== Segment start ==

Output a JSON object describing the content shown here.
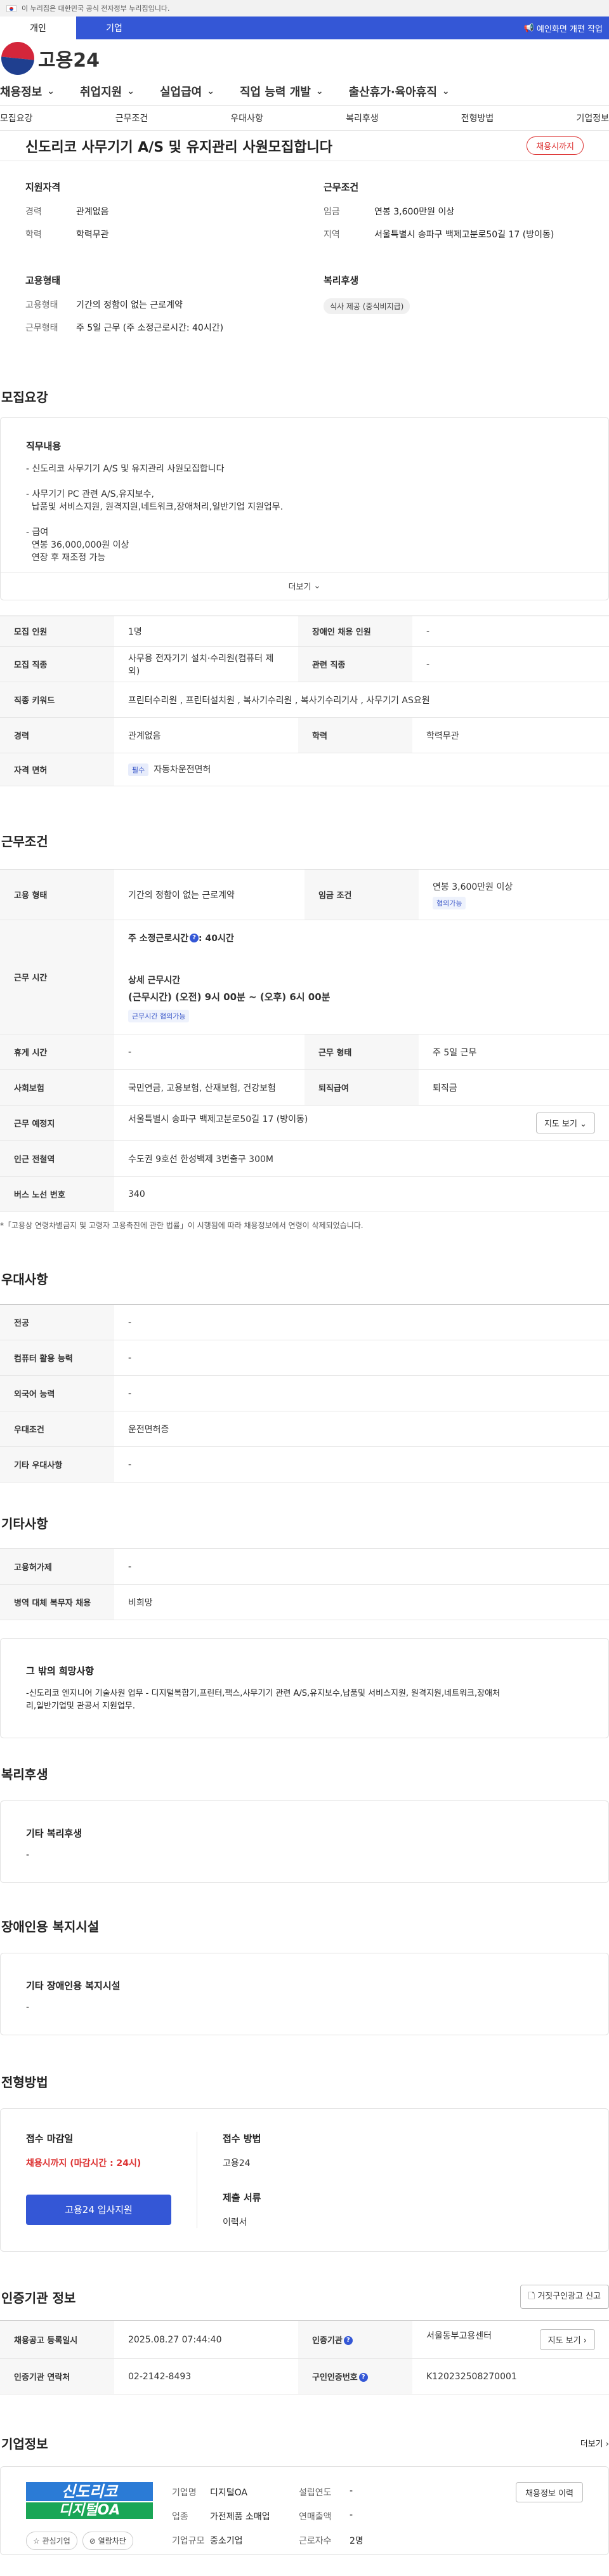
{
  "gov_banner": "이 누리집은 대한민국 공식 전자정부 누리집입니다.",
  "topbar": {
    "tab_person": "개인",
    "tab_company": "기업",
    "notice": "예인화면 개편 작업"
  },
  "logo": {
    "text": "고용24"
  },
  "gnb": [
    "채용정보",
    "취업지원",
    "실업급여",
    "직업 능력 개발",
    "출산휴가·육아휴직"
  ],
  "subnav": [
    "모집요강",
    "근무조건",
    "우대사항",
    "복리후생",
    "전형방법",
    "기업정보"
  ],
  "title": "신도리코 사무기기 A/S 및 유지관리 사원모집합니다",
  "deadline_badge": "채용시까지",
  "summary": {
    "qualification": {
      "head": "지원자격",
      "career_k": "경력",
      "career_v": "관계없음",
      "edu_k": "학력",
      "edu_v": "학력무관"
    },
    "condition": {
      "head": "근무조건",
      "wage_k": "임금",
      "wage_v": "연봉 3,600만원 이상",
      "area_k": "지역",
      "area_v": "서울특별시 송파구 백제고분로50길 17 (방이동)"
    },
    "employment": {
      "head": "고용형태",
      "type_k": "고용형태",
      "type_v": "기간의 정함이 없는 근로계약",
      "hours_k": "근무형태",
      "hours_v": "주 5일 근무 (주 소정근로시간: 40시간)"
    },
    "welfare": {
      "head": "복리후생",
      "chip": "식사 제공 (중식비지급)"
    }
  },
  "recruit": {
    "section_title": "모집요강",
    "duty_head": "직무내용",
    "lines": [
      "- 신도리코 사무기기 A/S 및 유지관리 사원모집합니다",
      "",
      "- 사무기기 PC 관련 A/S,유지보수,",
      "  납품및 서비스지원, 원격지원,네트워크,장애처리,일반기업 지원업무.",
      "",
      "- 급여",
      "  연봉 36,000,000원 이상",
      "  연장 후 재조정 가능"
    ],
    "more": "더보기"
  },
  "recruit_table": {
    "count_k": "모집 인원",
    "count_v": "1명",
    "disabled_k": "장애인 채용 인원",
    "disabled_v": "-",
    "job_k": "모집 직종",
    "job_v": "사무용 전자기기 설치·수리원(컴퓨터 제외)",
    "rel_k": "관련 직종",
    "rel_v": "-",
    "kw_k": "직종 키워드",
    "kw_v": "프린터수리원 , 프린터설치원 , 복사기수리원 , 복사기수리기사 , 사무기기 AS요원",
    "career_k": "경력",
    "career_v": "관계없음",
    "edu_k": "학력",
    "edu_v": "학력무관",
    "license_k": "자격 면허",
    "license_tag": "필수",
    "license_v": "자동차운전면허"
  },
  "work": {
    "section_title": "근무조건",
    "emp_k": "고용 형태",
    "emp_v": "기간의 정함이 없는 근로계약",
    "wage_k": "임금 조건",
    "wage_v": "연봉 3,600만원 이상",
    "wage_tag": "협의가능",
    "hours_k": "근무 시간",
    "hours_std_label": "주 소정근로시간",
    "hours_std_value": ": 40시간",
    "hours_detail_head": "상세 근무시간",
    "hours_detail": "(근무시간) (오전) 9시 00분 ~ (오후) 6시 00분",
    "hours_tag": "근무시간 협의가능",
    "rest_k": "휴게 시간",
    "rest_v": "-",
    "form_k": "근무 형태",
    "form_v": "주 5일 근무",
    "ins_k": "사회보험",
    "ins_v": "국민연금, 고용보험, 산재보험, 건강보험",
    "retire_k": "퇴직급여",
    "retire_v": "퇴직금",
    "place_k": "근무 예정지",
    "place_v": "서울특별시 송파구 백제고분로50길 17 (방이동)",
    "map_btn": "지도 보기",
    "subway_k": "인근 전철역",
    "subway_v": "수도권 9호선 한성백제 3번출구 300M",
    "bus_k": "버스 노선 번호",
    "bus_v": "340",
    "footnote": "*「고용상 연령차별금지 및 고령자 고용촉진에 관한 법률」이 시행됨에 따라 채용정보에서 연령이 삭제되었습니다."
  },
  "prefer": {
    "section_title": "우대사항",
    "major_k": "전공",
    "major_v": "-",
    "pc_k": "컴퓨터 활용 능력",
    "pc_v": "-",
    "lang_k": "외국어 능력",
    "lang_v": "-",
    "cond_k": "우대조건",
    "cond_v": "운전면허증",
    "etc_k": "기타 우대사항",
    "etc_v": "-"
  },
  "other": {
    "section_title": "기타사항",
    "date_k": "고용허가제",
    "date_v": "-",
    "mil_k": "병역 대체 복무자 채용",
    "mil_v": "비희망",
    "extra_head": "그 밖의 희망사항",
    "extra_line1": "-신도리코 엔지니어 기술사원 업무 - 디지털복합기,프린터,팩스,사무기기 관련 A/S,유지보수,납품및 서비스지원, 원격지원,네트워크,장애처",
    "extra_line2": "리,일반기업및 관공서 지원업무."
  },
  "benefit": {
    "section_title": "복리후생",
    "head": "기타 복리후생",
    "value": "-"
  },
  "disabled": {
    "section_title": "장애인용 복지시설",
    "head": "기타 장애인용 복지시설",
    "value": "-"
  },
  "process": {
    "section_title": "전형방법",
    "deadline_head": "접수 마감일",
    "deadline_value": "채용시까지 (마감시간 : 24시)",
    "apply_btn": "고용24 입사지원",
    "method_head": "접수 방법",
    "method_value": "고용24",
    "docs_head": "제출 서류",
    "docs_value": "이력서"
  },
  "cert": {
    "section_title": "인증기관 정보",
    "report_btn": "거짓구인광고 신고",
    "reg_k": "채용공고 등록일시",
    "reg_v": "2025.08.27 07:44:40",
    "agency_k": "인증기관",
    "agency_v": "서울동부고용센터",
    "map_btn": "지도 보기",
    "tel_k": "인증기관 연락처",
    "tel_v": "02-2142-8493",
    "no_k": "구인인증번호",
    "no_v": "K120232508270001"
  },
  "company": {
    "section_title": "기업정보",
    "more": "더보기",
    "logo_line1": "신도리코",
    "logo_line2": "디지털OA",
    "interest_btn": "관심기업",
    "block_btn": "열람차단",
    "name_k": "기업명",
    "name_v": "디지털OA",
    "found_k": "설립연도",
    "found_v": "-",
    "ind_k": "업종",
    "ind_v": "가전제품 소매업",
    "sales_k": "연매출액",
    "sales_v": "-",
    "size_k": "기업규모",
    "size_v": "중소기업",
    "emp_k": "근로자수",
    "emp_v": "2명",
    "info_btn": "채용정보 이력"
  }
}
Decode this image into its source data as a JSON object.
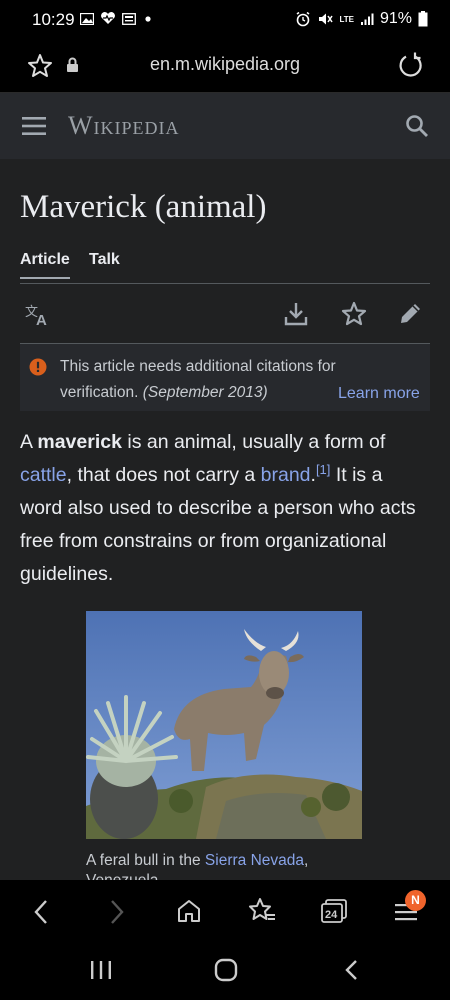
{
  "status_bar": {
    "time": "10:29",
    "network": "LTE",
    "battery": "91%"
  },
  "browser": {
    "url": "en.m.wikipedia.org",
    "tab_count": "24",
    "notification_badge": "N"
  },
  "wiki": {
    "wordmark": "Wikipedia"
  },
  "article": {
    "title": "Maverick (animal)",
    "tabs": [
      {
        "label": "Article",
        "active": true
      },
      {
        "label": "Talk",
        "active": false
      }
    ],
    "notice": {
      "line1": "This article needs additional citations for",
      "line2_prefix": "verification.",
      "line2_date": "(September 2013)",
      "learn_more": "Learn more"
    },
    "paragraph": {
      "l1_a": "A ",
      "l1_bold": "maverick",
      "l1_b": " is an animal, usually a form of",
      "l2_link1": "cattle",
      "l2_a": ", that does not carry a ",
      "l2_link2": "brand",
      "l2_b": ".",
      "l2_ref": "[1]",
      "l2_c": " It is a",
      "l3": "word also used to describe a person who acts",
      "l4": "free from constrains or from organizational",
      "l5": "guidelines."
    },
    "figure": {
      "caption_a": "A feral bull in the ",
      "caption_link": "Sierra Nevada",
      "caption_b": ",",
      "caption_line2": "Venezuela"
    }
  },
  "colors": {
    "page_bg": "#202122",
    "link": "#88a3e8",
    "warning": "#f0642c"
  },
  "icons": [
    "star-icon",
    "lock-icon",
    "reload-icon",
    "menu-icon",
    "search-icon",
    "language-icon",
    "download-icon",
    "watch-star-icon",
    "edit-pencil-icon",
    "warning-icon",
    "back-icon",
    "forward-icon",
    "home-icon",
    "bookmarks-icon",
    "tabs-icon",
    "browser-menu-icon",
    "recents-icon",
    "home-button-icon",
    "nav-back-icon"
  ]
}
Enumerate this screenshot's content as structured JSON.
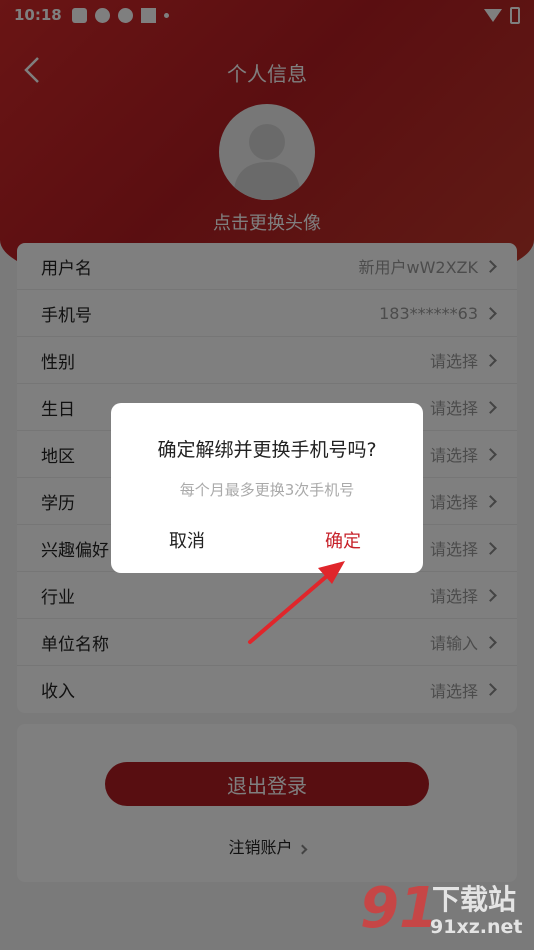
{
  "status_bar": {
    "time": "10:18"
  },
  "nav": {
    "title": "个人信息"
  },
  "avatar": {
    "hint": "点击更换头像"
  },
  "profile_rows": [
    {
      "label": "用户名",
      "value": "新用户wW2XZK"
    },
    {
      "label": "手机号",
      "value": "183******63"
    },
    {
      "label": "性别",
      "value": "请选择"
    },
    {
      "label": "生日",
      "value": "请选择"
    },
    {
      "label": "地区",
      "value": "请选择"
    },
    {
      "label": "学历",
      "value": "请选择"
    },
    {
      "label": "兴趣偏好",
      "value": "请选择"
    },
    {
      "label": "行业",
      "value": "请选择"
    },
    {
      "label": "单位名称",
      "value": "请输入"
    },
    {
      "label": "收入",
      "value": "请选择"
    }
  ],
  "account": {
    "logout_label": "退出登录",
    "cancel_account_label": "注销账户"
  },
  "dialog": {
    "title": "确定解绑并更换手机号吗?",
    "subtitle": "每个月最多更换3次手机号",
    "cancel_label": "取消",
    "ok_label": "确定"
  },
  "watermark": {
    "text": "下载站",
    "url": "91xz.net",
    "mark": "91"
  },
  "colors": {
    "accent": "#b01c22",
    "header": "#d42a2a",
    "ok": "#c7222a",
    "arrow": "#e0262b"
  }
}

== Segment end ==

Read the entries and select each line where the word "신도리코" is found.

  "title": "신도리코 사무기기 A/S 및 유지관리 사원모집합니다",
      "- 신도리코 사무기기 A/S 및 유지관리 사원모집합니다",
    "extra_line1": "-신도리코 엔지니어 기술사원 업무 - 디지털복합기,프린터,팩스,사무기기 관련 A/S,유지보수,납품및 서비스지원, 원격지원,네트워크,장애처",
    "logo_line1": "신도리코",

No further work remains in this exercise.